In DepthU.S. Policy

Election stakes go beyond control of the Senate

+ See all authors and affiliations

Science  24 Oct 2014:
Vol. 346, Issue 6208, pp. 408-409
DOI: 10.1126/science.346.6208.408-a

You are currently viewing the summary.

View Full Text

Summary

Political junkies may think the 4 November U.S. election is about whether Republicans can win control of the U.S. Senate and rule both houses of Congress. For many science advocates, however, the Senate's fate is merely a sideline in their continued campaign to reverse stagnating science budgets and ward off new automatic, across-the-board budget cuts like last year's sequester. They are also waiting to see how the next Congress and the White House resolve a bevy of science-related policy controversies.

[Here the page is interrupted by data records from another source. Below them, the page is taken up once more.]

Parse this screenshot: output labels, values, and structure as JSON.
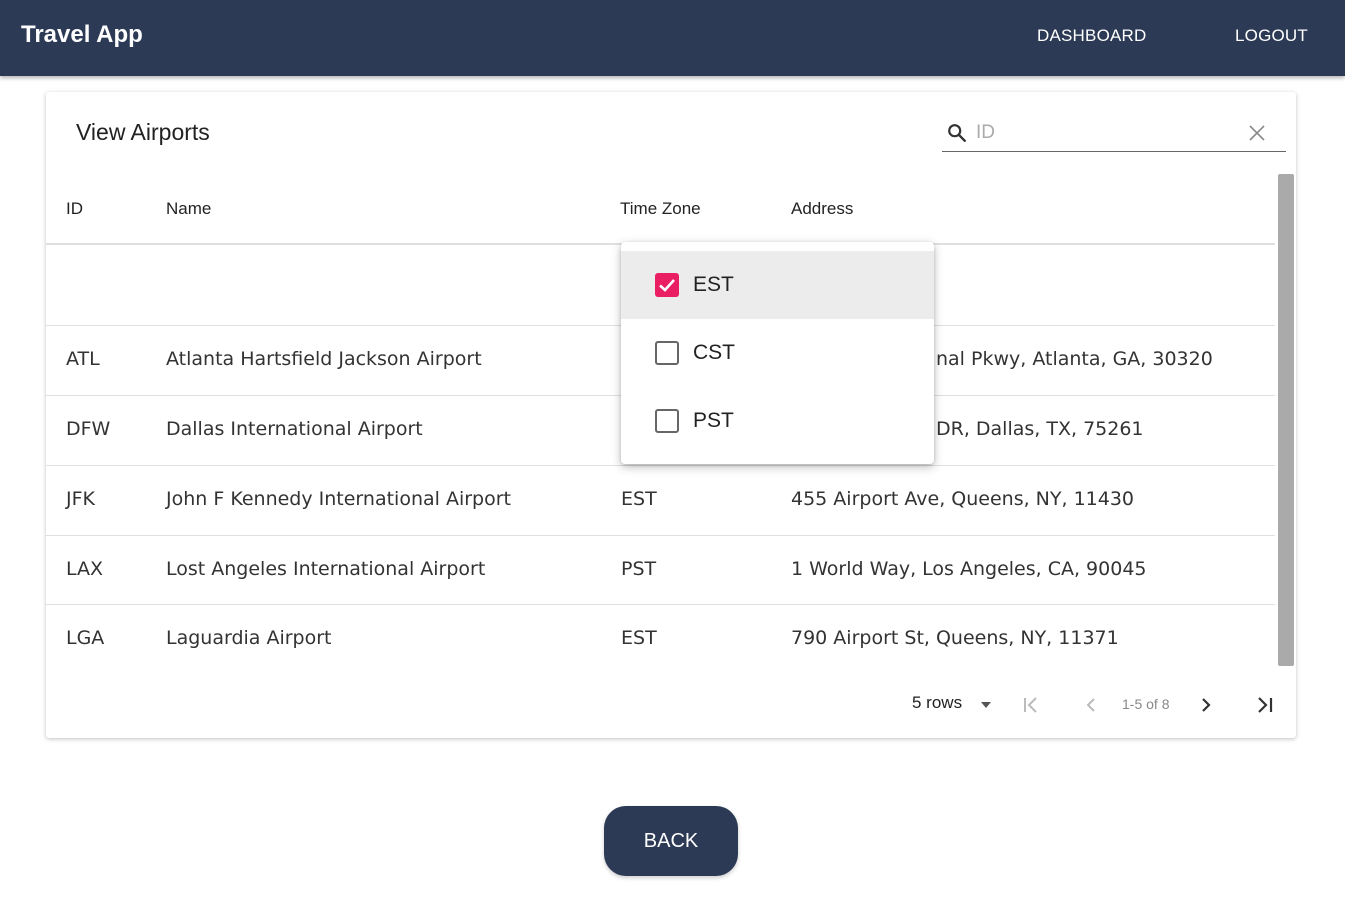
{
  "app": {
    "title": "Travel App",
    "nav": {
      "dashboard": "DASHBOARD",
      "logout": "LOGOUT"
    },
    "colors": {
      "primary": "#2d3a55",
      "accent": "#e91e63"
    }
  },
  "card": {
    "title": "View Airports",
    "search": {
      "placeholder": "ID",
      "value": ""
    },
    "columns": {
      "id": "ID",
      "name": "Name",
      "time_zone": "Time Zone",
      "address": "Address"
    },
    "rows": [
      {
        "id": "ATL",
        "name": "Atlanta Hartsfield Jackson Airport",
        "time_zone": "",
        "address": "nal Pkwy, Atlanta, GA, 30320"
      },
      {
        "id": "DFW",
        "name": "Dallas International Airport",
        "time_zone": "",
        "address": "DR, Dallas, TX, 75261"
      },
      {
        "id": "JFK",
        "name": "John F Kennedy International Airport",
        "time_zone": "EST",
        "address": "455 Airport Ave, Queens, NY, 11430"
      },
      {
        "id": "LAX",
        "name": "Lost Angeles International Airport",
        "time_zone": "PST",
        "address": "1 World Way, Los Angeles, CA, 90045"
      },
      {
        "id": "LGA",
        "name": "Laguardia Airport",
        "time_zone": "EST",
        "address": "790 Airport St, Queens, NY, 11371"
      }
    ],
    "pagination": {
      "rows_per_page": "5 rows",
      "range": "1-5 of 8"
    }
  },
  "timezone_filter": {
    "options": [
      {
        "label": "EST",
        "checked": true
      },
      {
        "label": "CST",
        "checked": false
      },
      {
        "label": "PST",
        "checked": false
      }
    ]
  },
  "back_button": {
    "label": "BACK"
  }
}
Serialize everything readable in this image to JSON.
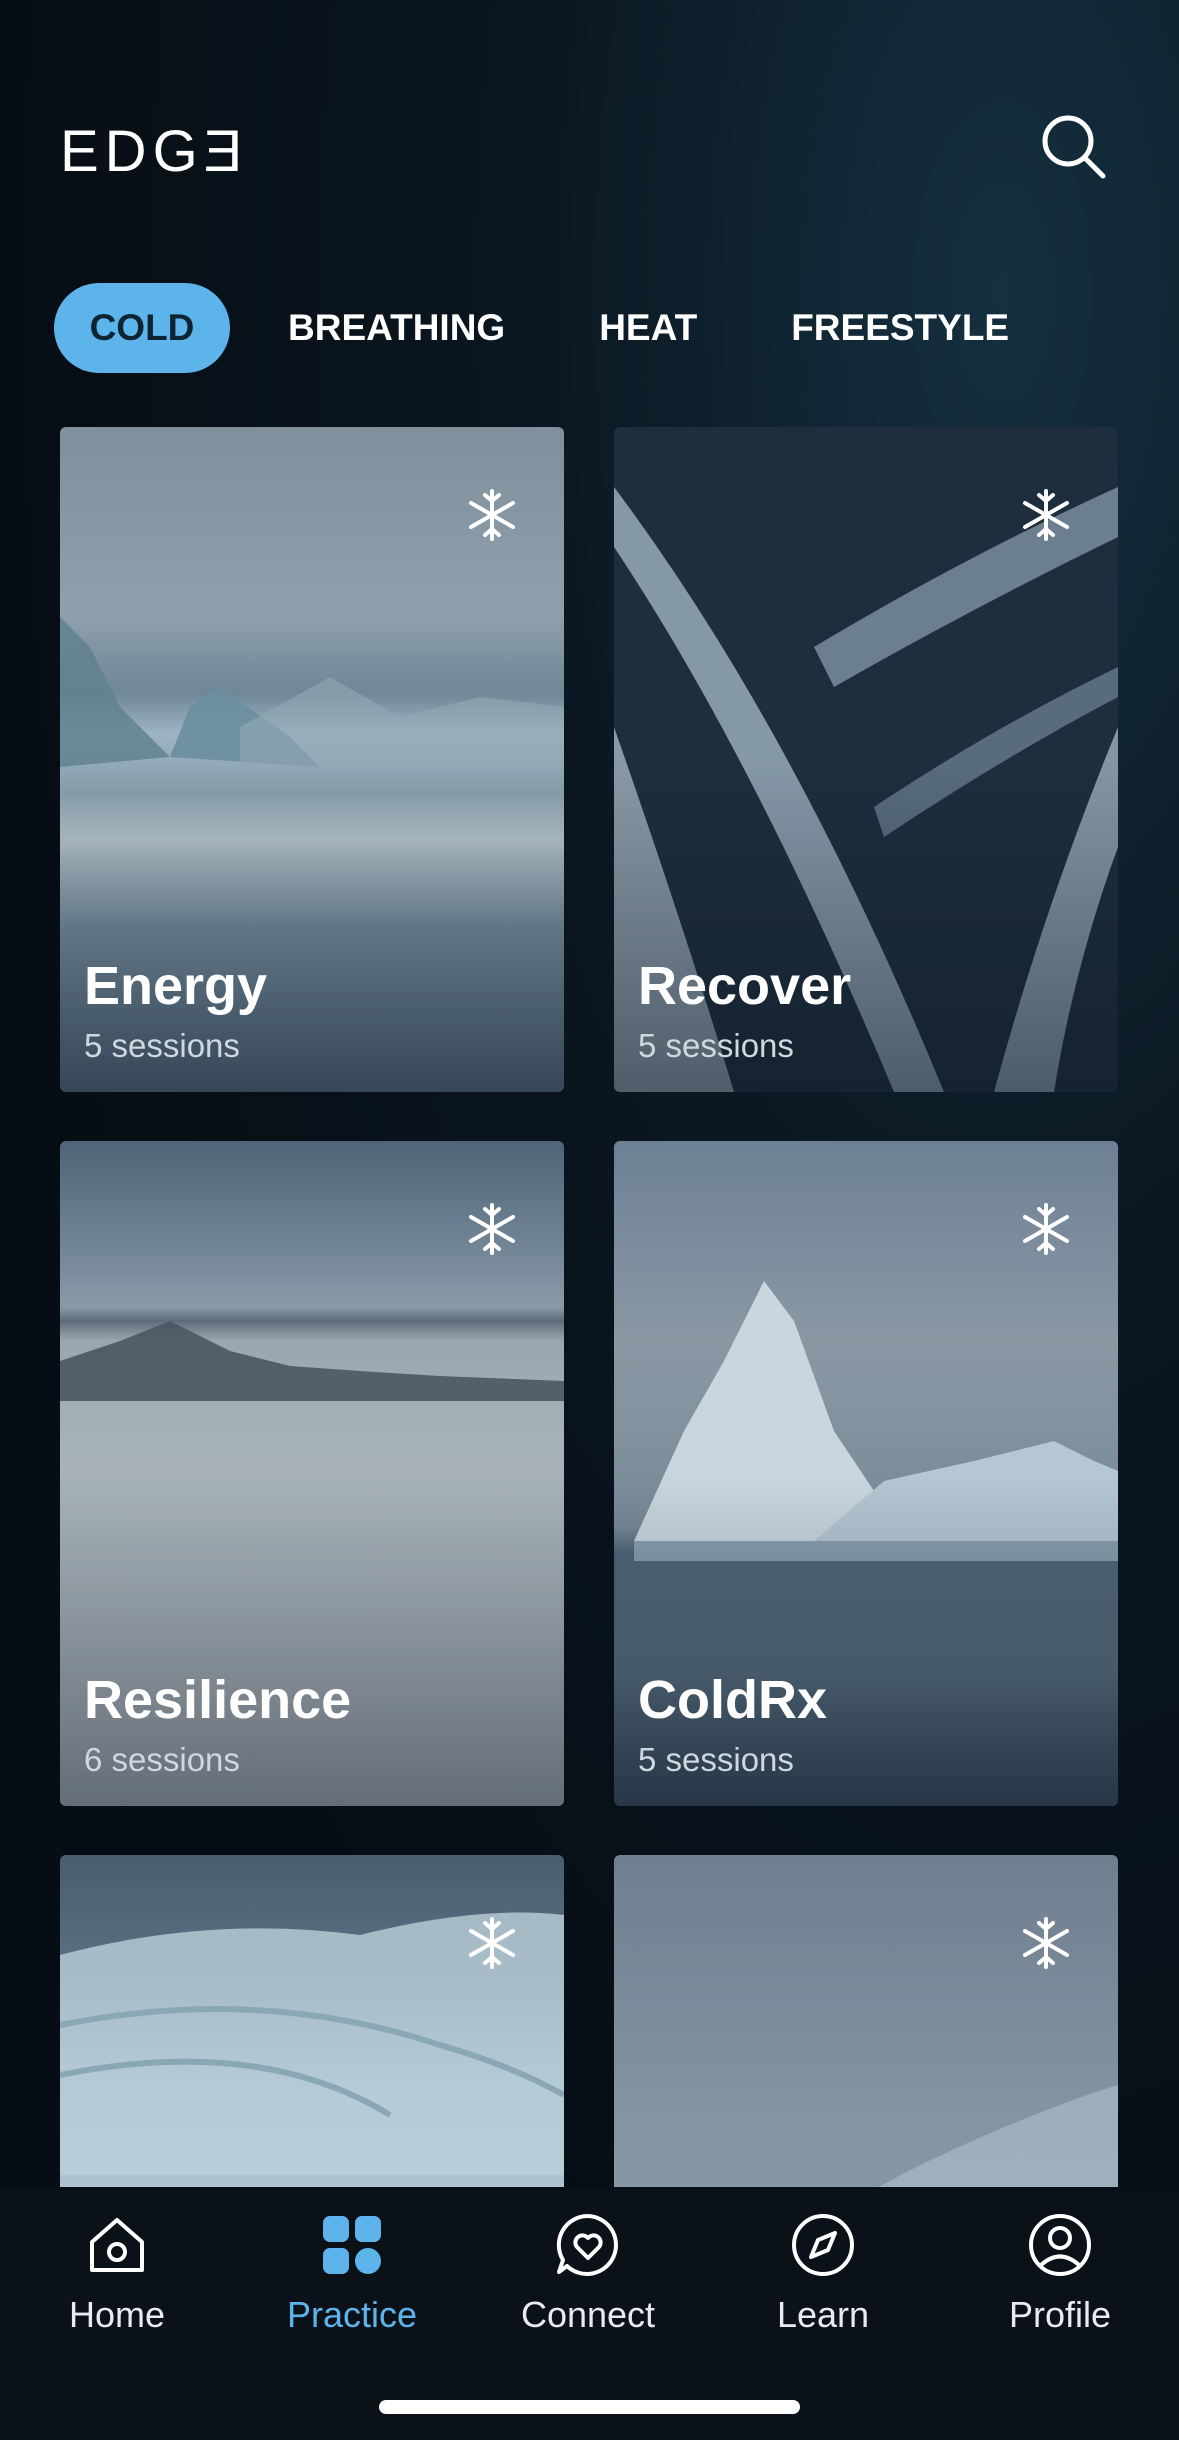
{
  "header": {
    "logo": "EDGƎ",
    "search_icon": "search-icon"
  },
  "tabs": [
    {
      "label": "COLD",
      "active": true
    },
    {
      "label": "BREATHING",
      "active": false
    },
    {
      "label": "HEAT",
      "active": false
    },
    {
      "label": "FREESTYLE",
      "active": false
    }
  ],
  "cards": [
    {
      "title": "Energy",
      "sessions": "5 sessions",
      "icon": "snowflake-icon"
    },
    {
      "title": "Recover",
      "sessions": "5 sessions",
      "icon": "snowflake-icon"
    },
    {
      "title": "Resilience",
      "sessions": "6 sessions",
      "icon": "snowflake-icon"
    },
    {
      "title": "ColdRx",
      "sessions": "5 sessions",
      "icon": "snowflake-icon"
    },
    {
      "title": "",
      "sessions": "",
      "icon": "snowflake-icon"
    },
    {
      "title": "",
      "sessions": "",
      "icon": "snowflake-icon"
    }
  ],
  "nav": [
    {
      "label": "Home",
      "icon": "home-icon",
      "active": false
    },
    {
      "label": "Practice",
      "icon": "practice-grid-icon",
      "active": true
    },
    {
      "label": "Connect",
      "icon": "heart-chat-icon",
      "active": false
    },
    {
      "label": "Learn",
      "icon": "compass-icon",
      "active": false
    },
    {
      "label": "Profile",
      "icon": "profile-icon",
      "active": false
    }
  ],
  "colors": {
    "accent": "#5db4ea",
    "background": "#070d14"
  }
}
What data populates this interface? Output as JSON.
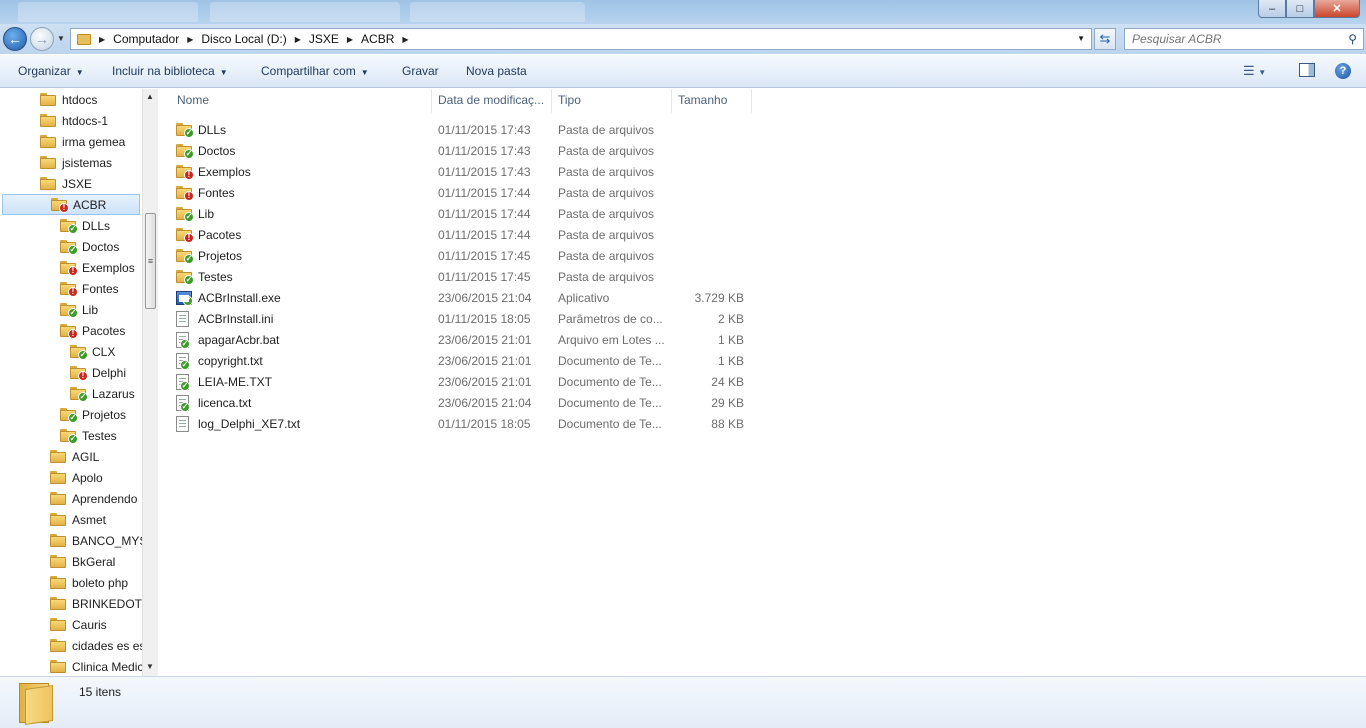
{
  "window": {
    "minimize_glyph": "–",
    "maximize_glyph": "□",
    "close_glyph": "✕"
  },
  "address": {
    "crumbs": [
      "Computador",
      "Disco Local (D:)",
      "JSXE",
      "ACBR"
    ],
    "search_placeholder": "Pesquisar ACBR"
  },
  "toolbar": {
    "organize": "Organizar",
    "include_library": "Incluir na biblioteca",
    "share_with": "Compartilhar com",
    "burn": "Gravar",
    "new_folder": "Nova pasta"
  },
  "tree": [
    {
      "label": "htdocs",
      "indent": 0,
      "status": "none"
    },
    {
      "label": "htdocs-1",
      "indent": 0,
      "status": "none"
    },
    {
      "label": "irma gemea",
      "indent": 0,
      "status": "none"
    },
    {
      "label": "jsistemas",
      "indent": 0,
      "status": "none"
    },
    {
      "label": "JSXE",
      "indent": 0,
      "status": "none"
    },
    {
      "label": "ACBR",
      "indent": 1,
      "status": "err",
      "selected": true
    },
    {
      "label": "DLLs",
      "indent": 2,
      "status": "ok"
    },
    {
      "label": "Doctos",
      "indent": 2,
      "status": "ok"
    },
    {
      "label": "Exemplos",
      "indent": 2,
      "status": "err"
    },
    {
      "label": "Fontes",
      "indent": 2,
      "status": "err"
    },
    {
      "label": "Lib",
      "indent": 2,
      "status": "ok"
    },
    {
      "label": "Pacotes",
      "indent": 2,
      "status": "err"
    },
    {
      "label": "CLX",
      "indent": 3,
      "status": "ok"
    },
    {
      "label": "Delphi",
      "indent": 3,
      "status": "err"
    },
    {
      "label": "Lazarus",
      "indent": 3,
      "status": "ok"
    },
    {
      "label": "Projetos",
      "indent": 2,
      "status": "ok"
    },
    {
      "label": "Testes",
      "indent": 2,
      "status": "ok"
    },
    {
      "label": "AGIL",
      "indent": 1,
      "status": "none"
    },
    {
      "label": "Apolo",
      "indent": 1,
      "status": "none"
    },
    {
      "label": "Aprendendo",
      "indent": 1,
      "status": "none"
    },
    {
      "label": "Asmet",
      "indent": 1,
      "status": "none"
    },
    {
      "label": "BANCO_MYS",
      "indent": 1,
      "status": "none"
    },
    {
      "label": "BkGeral",
      "indent": 1,
      "status": "none"
    },
    {
      "label": "boleto php",
      "indent": 1,
      "status": "none"
    },
    {
      "label": "BRINKEDOTE",
      "indent": 1,
      "status": "none"
    },
    {
      "label": "Cauris",
      "indent": 1,
      "status": "none"
    },
    {
      "label": "cidades es es",
      "indent": 1,
      "status": "none"
    },
    {
      "label": "Clinica Medic",
      "indent": 1,
      "status": "none"
    }
  ],
  "columns": {
    "name": "Nome",
    "modified": "Data de modificaç...",
    "type": "Tipo",
    "size": "Tamanho"
  },
  "files": [
    {
      "name": "DLLs",
      "date": "01/11/2015 17:43",
      "type": "Pasta de arquivos",
      "size": "",
      "icon": "folder",
      "status": "ok"
    },
    {
      "name": "Doctos",
      "date": "01/11/2015 17:43",
      "type": "Pasta de arquivos",
      "size": "",
      "icon": "folder",
      "status": "ok"
    },
    {
      "name": "Exemplos",
      "date": "01/11/2015 17:43",
      "type": "Pasta de arquivos",
      "size": "",
      "icon": "folder",
      "status": "err"
    },
    {
      "name": "Fontes",
      "date": "01/11/2015 17:44",
      "type": "Pasta de arquivos",
      "size": "",
      "icon": "folder",
      "status": "err"
    },
    {
      "name": "Lib",
      "date": "01/11/2015 17:44",
      "type": "Pasta de arquivos",
      "size": "",
      "icon": "folder",
      "status": "ok"
    },
    {
      "name": "Pacotes",
      "date": "01/11/2015 17:44",
      "type": "Pasta de arquivos",
      "size": "",
      "icon": "folder",
      "status": "err"
    },
    {
      "name": "Projetos",
      "date": "01/11/2015 17:45",
      "type": "Pasta de arquivos",
      "size": "",
      "icon": "folder",
      "status": "ok"
    },
    {
      "name": "Testes",
      "date": "01/11/2015 17:45",
      "type": "Pasta de arquivos",
      "size": "",
      "icon": "folder",
      "status": "ok"
    },
    {
      "name": "ACBrInstall.exe",
      "date": "23/06/2015 21:04",
      "type": "Aplicativo",
      "size": "3.729 KB",
      "icon": "exe",
      "status": "ok"
    },
    {
      "name": "ACBrInstall.ini",
      "date": "01/11/2015 18:05",
      "type": "Parâmetros de co...",
      "size": "2 KB",
      "icon": "file",
      "status": "none"
    },
    {
      "name": "apagarAcbr.bat",
      "date": "23/06/2015 21:01",
      "type": "Arquivo em Lotes ...",
      "size": "1 KB",
      "icon": "file",
      "status": "ok"
    },
    {
      "name": "copyright.txt",
      "date": "23/06/2015 21:01",
      "type": "Documento de Te...",
      "size": "1 KB",
      "icon": "file",
      "status": "ok"
    },
    {
      "name": "LEIA-ME.TXT",
      "date": "23/06/2015 21:01",
      "type": "Documento de Te...",
      "size": "24 KB",
      "icon": "file",
      "status": "ok"
    },
    {
      "name": "licenca.txt",
      "date": "23/06/2015 21:04",
      "type": "Documento de Te...",
      "size": "29 KB",
      "icon": "file",
      "status": "ok"
    },
    {
      "name": "log_Delphi_XE7.txt",
      "date": "01/11/2015 18:05",
      "type": "Documento de Te...",
      "size": "88 KB",
      "icon": "file",
      "status": "none"
    }
  ],
  "status": {
    "item_count": "15 itens"
  }
}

To boost their chances, research advocates have begun using a new catch phrase, the "innovation deficit," that they hope will help them make the case for more spending on science.